### DESCRIPTION OF THE TASK
When "data" occurs in a line of the material, copy that line.

++++++++++++++++++++

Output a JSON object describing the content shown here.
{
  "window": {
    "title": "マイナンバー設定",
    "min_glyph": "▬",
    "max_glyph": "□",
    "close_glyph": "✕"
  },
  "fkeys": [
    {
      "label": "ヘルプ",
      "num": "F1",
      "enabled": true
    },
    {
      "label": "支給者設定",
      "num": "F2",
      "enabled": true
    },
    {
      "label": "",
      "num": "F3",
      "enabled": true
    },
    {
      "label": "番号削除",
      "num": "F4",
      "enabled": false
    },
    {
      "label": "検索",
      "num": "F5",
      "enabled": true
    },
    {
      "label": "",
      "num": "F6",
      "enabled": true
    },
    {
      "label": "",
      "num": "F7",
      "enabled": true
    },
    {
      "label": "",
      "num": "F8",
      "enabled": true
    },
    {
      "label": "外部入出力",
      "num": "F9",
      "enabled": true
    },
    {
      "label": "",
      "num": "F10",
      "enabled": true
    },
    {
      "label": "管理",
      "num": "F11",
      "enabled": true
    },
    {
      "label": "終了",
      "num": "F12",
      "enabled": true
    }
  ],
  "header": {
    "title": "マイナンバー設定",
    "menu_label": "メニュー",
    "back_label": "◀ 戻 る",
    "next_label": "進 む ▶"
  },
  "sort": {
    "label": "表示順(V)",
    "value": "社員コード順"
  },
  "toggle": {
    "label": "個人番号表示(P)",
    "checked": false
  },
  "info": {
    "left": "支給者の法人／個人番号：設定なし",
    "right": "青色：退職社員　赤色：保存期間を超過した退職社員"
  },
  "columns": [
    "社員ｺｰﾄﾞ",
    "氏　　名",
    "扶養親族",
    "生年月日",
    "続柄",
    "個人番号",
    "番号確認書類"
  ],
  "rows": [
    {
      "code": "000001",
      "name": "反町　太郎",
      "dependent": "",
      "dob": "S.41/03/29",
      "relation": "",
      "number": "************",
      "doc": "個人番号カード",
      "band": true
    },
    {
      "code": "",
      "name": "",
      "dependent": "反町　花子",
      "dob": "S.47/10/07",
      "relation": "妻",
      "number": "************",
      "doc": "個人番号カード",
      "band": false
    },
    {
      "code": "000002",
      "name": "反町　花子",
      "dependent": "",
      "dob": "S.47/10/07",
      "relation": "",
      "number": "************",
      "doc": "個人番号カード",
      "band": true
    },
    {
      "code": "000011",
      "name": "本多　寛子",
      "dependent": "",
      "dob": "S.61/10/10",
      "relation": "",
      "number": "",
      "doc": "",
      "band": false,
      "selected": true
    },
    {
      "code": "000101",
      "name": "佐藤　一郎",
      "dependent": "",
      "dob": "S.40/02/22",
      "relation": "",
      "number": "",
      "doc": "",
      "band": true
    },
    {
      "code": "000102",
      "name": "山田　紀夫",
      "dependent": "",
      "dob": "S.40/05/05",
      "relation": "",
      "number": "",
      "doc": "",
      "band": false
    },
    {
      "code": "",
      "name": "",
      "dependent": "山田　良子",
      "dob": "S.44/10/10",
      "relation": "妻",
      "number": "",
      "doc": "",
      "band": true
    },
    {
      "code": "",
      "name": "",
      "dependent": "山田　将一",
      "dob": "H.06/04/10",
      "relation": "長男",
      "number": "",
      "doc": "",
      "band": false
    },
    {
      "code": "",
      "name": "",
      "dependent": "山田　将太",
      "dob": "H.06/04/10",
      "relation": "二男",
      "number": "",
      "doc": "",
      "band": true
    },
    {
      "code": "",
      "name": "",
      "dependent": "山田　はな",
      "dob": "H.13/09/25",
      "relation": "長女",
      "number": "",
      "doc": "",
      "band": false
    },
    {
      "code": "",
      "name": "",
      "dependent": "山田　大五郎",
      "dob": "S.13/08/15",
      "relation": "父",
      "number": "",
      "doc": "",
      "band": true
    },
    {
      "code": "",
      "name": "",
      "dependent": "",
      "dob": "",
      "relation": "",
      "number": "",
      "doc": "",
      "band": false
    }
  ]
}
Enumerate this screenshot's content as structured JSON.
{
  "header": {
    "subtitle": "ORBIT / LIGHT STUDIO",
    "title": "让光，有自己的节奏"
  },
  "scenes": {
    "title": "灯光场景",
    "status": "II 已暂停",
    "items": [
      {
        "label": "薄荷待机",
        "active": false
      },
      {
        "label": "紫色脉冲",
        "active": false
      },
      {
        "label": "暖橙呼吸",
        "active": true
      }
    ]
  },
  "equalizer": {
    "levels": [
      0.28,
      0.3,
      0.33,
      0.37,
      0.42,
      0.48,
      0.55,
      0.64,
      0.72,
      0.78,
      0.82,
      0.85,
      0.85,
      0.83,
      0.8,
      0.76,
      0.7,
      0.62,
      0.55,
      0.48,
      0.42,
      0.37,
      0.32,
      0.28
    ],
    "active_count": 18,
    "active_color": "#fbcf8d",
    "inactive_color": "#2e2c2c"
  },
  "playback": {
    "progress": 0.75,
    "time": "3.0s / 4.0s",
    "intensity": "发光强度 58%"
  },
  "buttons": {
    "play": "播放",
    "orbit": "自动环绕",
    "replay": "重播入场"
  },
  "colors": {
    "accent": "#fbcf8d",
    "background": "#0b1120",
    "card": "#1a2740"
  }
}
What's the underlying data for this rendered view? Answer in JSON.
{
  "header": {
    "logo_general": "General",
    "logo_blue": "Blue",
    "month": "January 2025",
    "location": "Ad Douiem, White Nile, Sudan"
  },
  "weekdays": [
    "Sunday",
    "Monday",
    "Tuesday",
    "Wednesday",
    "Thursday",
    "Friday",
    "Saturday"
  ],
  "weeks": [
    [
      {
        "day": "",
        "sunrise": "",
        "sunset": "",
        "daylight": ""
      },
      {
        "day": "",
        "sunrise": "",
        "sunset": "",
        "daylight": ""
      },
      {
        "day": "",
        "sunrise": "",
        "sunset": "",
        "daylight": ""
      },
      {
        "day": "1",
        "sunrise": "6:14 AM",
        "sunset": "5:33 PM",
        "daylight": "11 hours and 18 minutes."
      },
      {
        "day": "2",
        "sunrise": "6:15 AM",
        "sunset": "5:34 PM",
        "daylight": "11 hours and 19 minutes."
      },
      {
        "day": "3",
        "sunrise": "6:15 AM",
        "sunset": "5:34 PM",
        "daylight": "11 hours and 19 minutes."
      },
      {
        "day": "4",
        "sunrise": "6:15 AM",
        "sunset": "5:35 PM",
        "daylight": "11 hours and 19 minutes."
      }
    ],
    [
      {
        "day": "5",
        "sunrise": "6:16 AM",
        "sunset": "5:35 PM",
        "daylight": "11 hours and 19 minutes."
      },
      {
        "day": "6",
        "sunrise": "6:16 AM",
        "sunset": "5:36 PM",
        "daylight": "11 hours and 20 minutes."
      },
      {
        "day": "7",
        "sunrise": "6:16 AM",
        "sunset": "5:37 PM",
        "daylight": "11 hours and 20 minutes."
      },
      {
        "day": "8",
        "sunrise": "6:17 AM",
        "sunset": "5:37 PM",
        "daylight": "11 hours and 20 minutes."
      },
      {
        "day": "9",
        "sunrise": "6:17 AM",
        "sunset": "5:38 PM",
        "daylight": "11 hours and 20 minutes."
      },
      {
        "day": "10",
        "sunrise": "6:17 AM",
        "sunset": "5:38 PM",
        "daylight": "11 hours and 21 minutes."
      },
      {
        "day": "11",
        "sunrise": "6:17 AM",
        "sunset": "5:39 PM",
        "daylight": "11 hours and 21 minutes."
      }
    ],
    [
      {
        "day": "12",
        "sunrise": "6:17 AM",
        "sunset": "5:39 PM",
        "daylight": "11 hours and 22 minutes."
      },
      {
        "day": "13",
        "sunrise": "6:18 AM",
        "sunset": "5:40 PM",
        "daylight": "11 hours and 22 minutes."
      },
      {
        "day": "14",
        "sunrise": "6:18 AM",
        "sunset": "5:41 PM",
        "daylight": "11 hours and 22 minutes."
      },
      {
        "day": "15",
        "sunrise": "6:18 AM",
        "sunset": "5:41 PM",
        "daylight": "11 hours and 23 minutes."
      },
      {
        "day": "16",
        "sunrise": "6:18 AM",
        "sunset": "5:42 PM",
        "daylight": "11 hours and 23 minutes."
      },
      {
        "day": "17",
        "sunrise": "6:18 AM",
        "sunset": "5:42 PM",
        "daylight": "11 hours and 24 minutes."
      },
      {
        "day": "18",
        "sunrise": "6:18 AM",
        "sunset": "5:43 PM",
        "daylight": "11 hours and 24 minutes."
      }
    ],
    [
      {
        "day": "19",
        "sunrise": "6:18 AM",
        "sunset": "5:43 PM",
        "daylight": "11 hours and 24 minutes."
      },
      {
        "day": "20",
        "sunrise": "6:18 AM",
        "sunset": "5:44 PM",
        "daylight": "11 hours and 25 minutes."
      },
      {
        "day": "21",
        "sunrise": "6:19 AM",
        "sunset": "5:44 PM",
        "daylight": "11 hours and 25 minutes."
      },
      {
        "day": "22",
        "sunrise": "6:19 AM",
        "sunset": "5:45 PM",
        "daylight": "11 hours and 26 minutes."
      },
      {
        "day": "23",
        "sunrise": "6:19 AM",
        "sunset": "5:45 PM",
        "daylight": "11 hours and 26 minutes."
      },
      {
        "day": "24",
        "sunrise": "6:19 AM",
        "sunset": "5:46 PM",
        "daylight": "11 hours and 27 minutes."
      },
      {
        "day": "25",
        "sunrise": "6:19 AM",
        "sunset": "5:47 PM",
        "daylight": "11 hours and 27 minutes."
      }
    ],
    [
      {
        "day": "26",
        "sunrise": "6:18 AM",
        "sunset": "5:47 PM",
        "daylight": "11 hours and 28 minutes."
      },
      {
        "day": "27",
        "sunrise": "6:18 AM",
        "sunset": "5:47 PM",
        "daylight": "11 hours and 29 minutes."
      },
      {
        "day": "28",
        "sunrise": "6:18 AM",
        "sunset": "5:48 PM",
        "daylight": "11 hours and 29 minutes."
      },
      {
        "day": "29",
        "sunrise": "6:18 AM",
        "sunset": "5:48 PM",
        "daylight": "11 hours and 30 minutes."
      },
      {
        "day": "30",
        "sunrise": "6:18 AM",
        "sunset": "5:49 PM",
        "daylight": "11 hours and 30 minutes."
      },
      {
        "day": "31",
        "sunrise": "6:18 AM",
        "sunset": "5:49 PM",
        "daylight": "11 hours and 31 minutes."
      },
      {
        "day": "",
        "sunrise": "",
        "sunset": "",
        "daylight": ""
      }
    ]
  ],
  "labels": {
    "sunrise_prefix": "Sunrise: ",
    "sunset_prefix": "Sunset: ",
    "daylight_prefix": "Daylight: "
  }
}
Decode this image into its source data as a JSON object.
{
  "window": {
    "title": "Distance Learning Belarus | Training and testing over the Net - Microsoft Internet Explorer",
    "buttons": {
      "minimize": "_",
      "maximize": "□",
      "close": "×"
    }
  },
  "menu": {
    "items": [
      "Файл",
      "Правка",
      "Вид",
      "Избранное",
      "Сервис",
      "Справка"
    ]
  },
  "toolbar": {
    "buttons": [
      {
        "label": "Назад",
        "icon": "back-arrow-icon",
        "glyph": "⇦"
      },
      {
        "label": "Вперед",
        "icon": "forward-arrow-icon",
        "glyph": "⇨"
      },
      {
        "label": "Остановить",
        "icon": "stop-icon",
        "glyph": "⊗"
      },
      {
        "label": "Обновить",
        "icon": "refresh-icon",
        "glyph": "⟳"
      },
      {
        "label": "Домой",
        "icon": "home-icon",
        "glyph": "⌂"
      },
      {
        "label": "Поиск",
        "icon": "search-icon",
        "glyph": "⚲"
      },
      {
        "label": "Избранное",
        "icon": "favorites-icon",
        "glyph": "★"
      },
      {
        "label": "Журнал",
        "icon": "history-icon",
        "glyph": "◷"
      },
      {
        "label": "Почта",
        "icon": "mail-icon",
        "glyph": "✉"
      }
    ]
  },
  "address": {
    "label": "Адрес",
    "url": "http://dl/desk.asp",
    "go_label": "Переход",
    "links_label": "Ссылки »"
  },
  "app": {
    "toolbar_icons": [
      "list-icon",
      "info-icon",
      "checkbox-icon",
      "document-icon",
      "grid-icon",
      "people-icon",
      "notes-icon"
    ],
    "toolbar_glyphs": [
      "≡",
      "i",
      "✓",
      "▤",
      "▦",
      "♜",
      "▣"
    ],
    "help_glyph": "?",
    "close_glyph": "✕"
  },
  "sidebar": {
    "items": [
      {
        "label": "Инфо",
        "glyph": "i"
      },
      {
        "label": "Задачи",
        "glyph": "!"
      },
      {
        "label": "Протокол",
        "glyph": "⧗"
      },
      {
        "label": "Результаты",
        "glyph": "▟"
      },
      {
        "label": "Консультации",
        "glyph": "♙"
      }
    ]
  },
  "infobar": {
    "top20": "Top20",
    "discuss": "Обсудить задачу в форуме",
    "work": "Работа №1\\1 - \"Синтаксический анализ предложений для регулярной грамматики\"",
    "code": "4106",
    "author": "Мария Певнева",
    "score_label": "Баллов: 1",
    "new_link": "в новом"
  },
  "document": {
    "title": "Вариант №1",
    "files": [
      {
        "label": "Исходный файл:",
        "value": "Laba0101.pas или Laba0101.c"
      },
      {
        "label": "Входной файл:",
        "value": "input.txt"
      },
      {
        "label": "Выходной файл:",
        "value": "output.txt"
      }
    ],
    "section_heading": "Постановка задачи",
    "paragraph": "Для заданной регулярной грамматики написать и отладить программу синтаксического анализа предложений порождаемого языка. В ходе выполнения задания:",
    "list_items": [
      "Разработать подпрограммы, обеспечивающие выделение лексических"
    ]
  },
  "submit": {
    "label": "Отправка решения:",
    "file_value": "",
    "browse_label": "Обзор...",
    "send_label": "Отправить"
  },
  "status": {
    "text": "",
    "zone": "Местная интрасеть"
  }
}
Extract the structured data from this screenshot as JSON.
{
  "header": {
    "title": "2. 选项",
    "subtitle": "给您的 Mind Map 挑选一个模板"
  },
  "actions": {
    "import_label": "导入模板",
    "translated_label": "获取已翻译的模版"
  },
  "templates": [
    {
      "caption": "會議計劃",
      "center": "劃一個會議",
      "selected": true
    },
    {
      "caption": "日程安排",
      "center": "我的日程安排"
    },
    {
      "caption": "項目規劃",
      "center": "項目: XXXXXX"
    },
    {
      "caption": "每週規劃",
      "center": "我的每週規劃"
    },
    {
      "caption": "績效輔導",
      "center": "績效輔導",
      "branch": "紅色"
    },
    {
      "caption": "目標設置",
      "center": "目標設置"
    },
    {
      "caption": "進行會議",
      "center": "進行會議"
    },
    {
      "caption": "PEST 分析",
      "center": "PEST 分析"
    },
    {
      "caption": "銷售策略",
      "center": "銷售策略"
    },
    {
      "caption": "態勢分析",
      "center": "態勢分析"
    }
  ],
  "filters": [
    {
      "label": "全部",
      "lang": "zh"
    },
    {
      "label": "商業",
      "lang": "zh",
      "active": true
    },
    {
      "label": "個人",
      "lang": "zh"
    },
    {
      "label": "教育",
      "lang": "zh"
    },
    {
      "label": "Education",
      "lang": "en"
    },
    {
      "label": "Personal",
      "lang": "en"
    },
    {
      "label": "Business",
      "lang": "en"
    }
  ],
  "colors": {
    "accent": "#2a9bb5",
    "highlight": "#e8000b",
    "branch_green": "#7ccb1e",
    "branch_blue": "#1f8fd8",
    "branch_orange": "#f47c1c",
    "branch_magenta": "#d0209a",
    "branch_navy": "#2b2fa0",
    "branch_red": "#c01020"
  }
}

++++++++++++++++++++

### ANSWER BOX
What's the underlying data for this rendered view? Answer in JSON.
Decode this image into its source data as a JSON object.
Extract the structured data from this screenshot as JSON.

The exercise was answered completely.